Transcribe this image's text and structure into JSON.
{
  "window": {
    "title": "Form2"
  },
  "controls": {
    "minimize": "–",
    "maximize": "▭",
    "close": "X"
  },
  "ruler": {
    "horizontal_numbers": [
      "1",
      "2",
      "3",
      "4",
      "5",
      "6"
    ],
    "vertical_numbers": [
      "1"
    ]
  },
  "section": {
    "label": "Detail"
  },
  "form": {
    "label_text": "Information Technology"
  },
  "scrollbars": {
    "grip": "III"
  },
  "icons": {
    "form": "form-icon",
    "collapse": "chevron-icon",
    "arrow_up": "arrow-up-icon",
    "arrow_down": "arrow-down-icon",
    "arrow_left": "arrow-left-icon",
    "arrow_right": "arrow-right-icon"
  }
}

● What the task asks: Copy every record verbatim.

● Final answer:
Transcribe this image's text and structure into JSON.
{
  "window": {
    "title": "Form2"
  },
  "controls": {
    "minimize": "–",
    "maximize": "▭",
    "close": "X"
  },
  "ruler": {
    "horizontal_numbers": [
      "1",
      "2",
      "3",
      "4",
      "5",
      "6"
    ],
    "vertical_numbers": [
      "1"
    ]
  },
  "section": {
    "label": "Detail"
  },
  "form": {
    "label_text": "Information Technology"
  },
  "scrollbars": {
    "grip": "III"
  },
  "icons": {
    "form": "form-icon",
    "collapse": "chevron-icon",
    "arrow_up": "arrow-up-icon",
    "arrow_down": "arrow-down-icon",
    "arrow_left": "arrow-left-icon",
    "arrow_right": "arrow-right-icon"
  }
}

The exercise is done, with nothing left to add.